Record set »
■ ■ ■ ■ ■ ■ ■

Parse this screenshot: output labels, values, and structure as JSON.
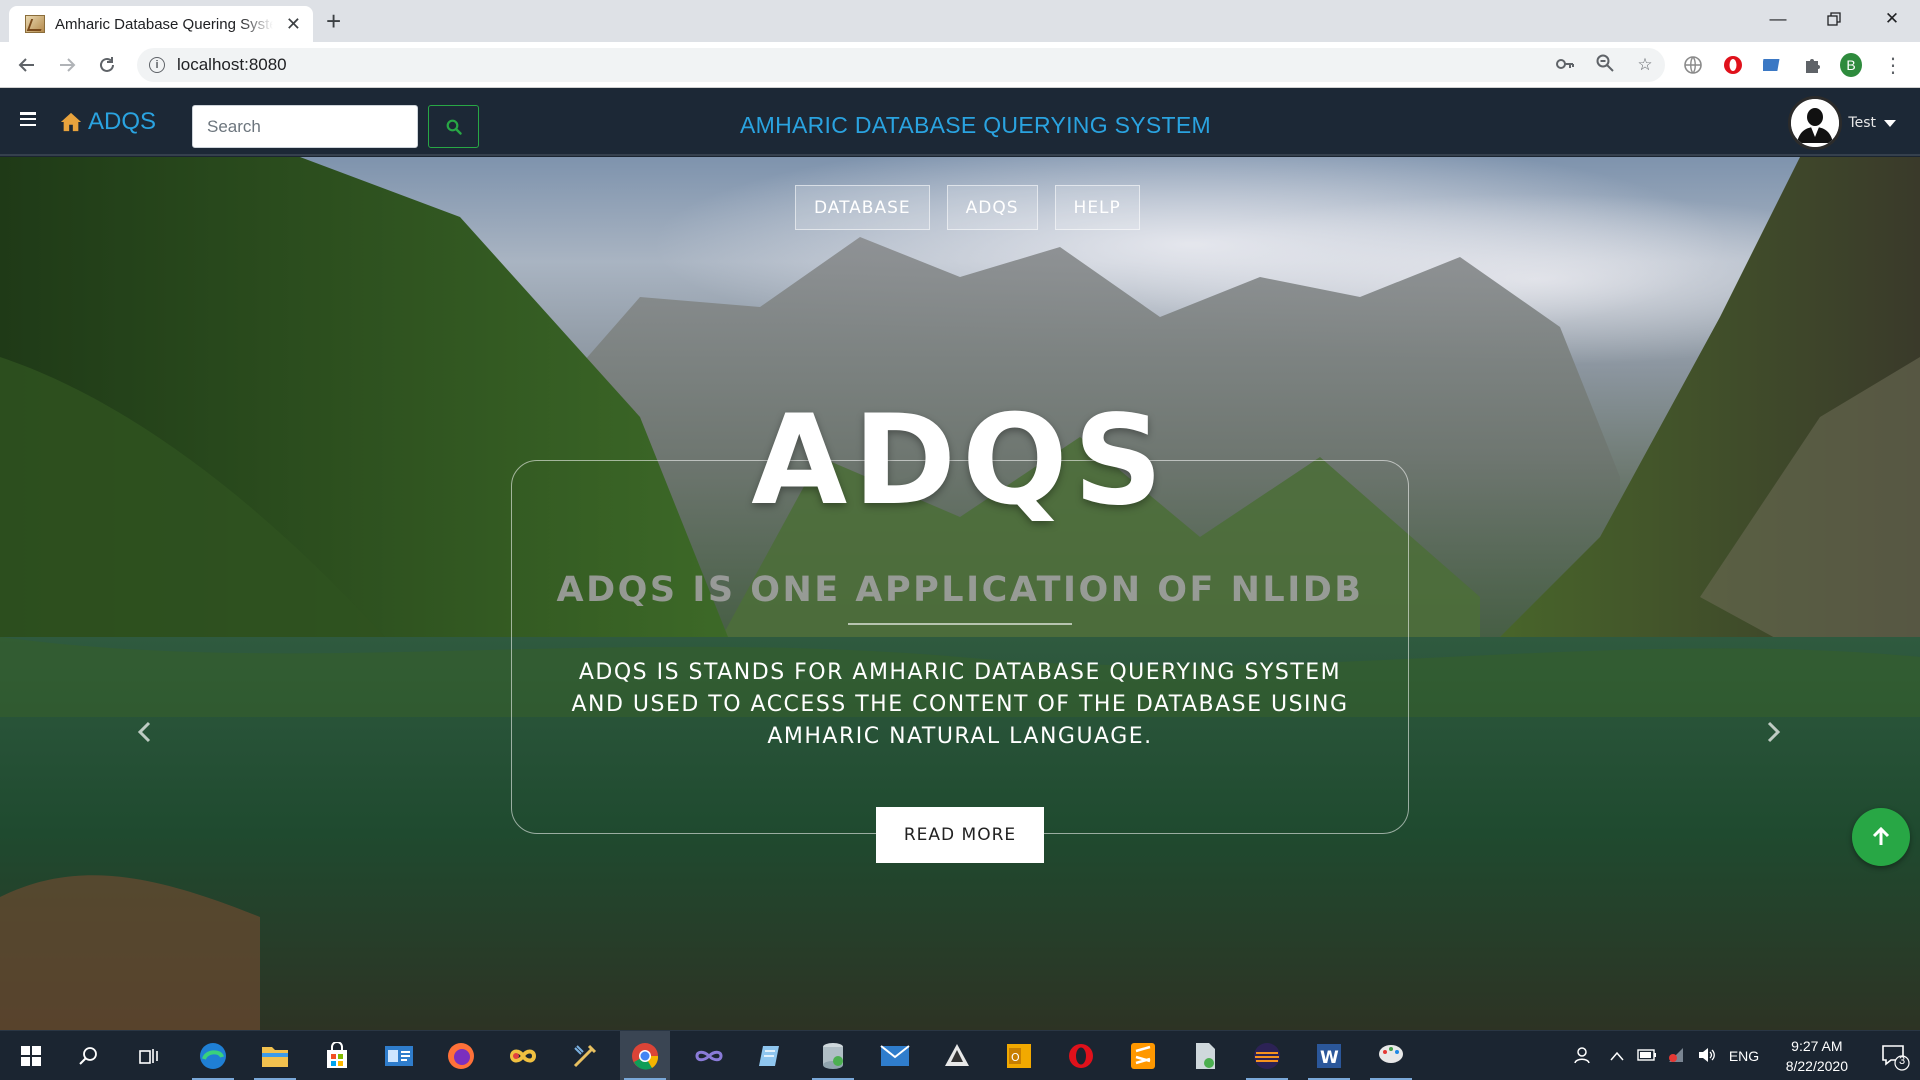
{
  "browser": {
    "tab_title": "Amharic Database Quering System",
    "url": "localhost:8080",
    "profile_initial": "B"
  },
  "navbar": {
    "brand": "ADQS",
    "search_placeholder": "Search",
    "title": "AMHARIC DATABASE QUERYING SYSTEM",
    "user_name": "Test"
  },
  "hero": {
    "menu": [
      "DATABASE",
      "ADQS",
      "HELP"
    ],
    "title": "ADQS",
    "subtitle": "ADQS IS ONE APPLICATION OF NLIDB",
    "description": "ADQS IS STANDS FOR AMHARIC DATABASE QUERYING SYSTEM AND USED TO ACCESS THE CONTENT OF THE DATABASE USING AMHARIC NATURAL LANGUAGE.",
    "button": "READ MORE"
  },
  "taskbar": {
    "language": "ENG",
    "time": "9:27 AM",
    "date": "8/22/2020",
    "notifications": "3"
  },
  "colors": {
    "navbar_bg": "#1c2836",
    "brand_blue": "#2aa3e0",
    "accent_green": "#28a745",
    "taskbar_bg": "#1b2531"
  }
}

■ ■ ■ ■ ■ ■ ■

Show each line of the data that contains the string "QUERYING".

    "title": "AMHARIC DATABASE QUERYING SYSTEM",
    "description": "ADQS IS STANDS FOR AMHARIC DATABASE QUERYING SYSTEM AND USED TO ACCESS THE CONTENT OF THE DATABASE USING AMHARIC NATURAL LANGUAGE.",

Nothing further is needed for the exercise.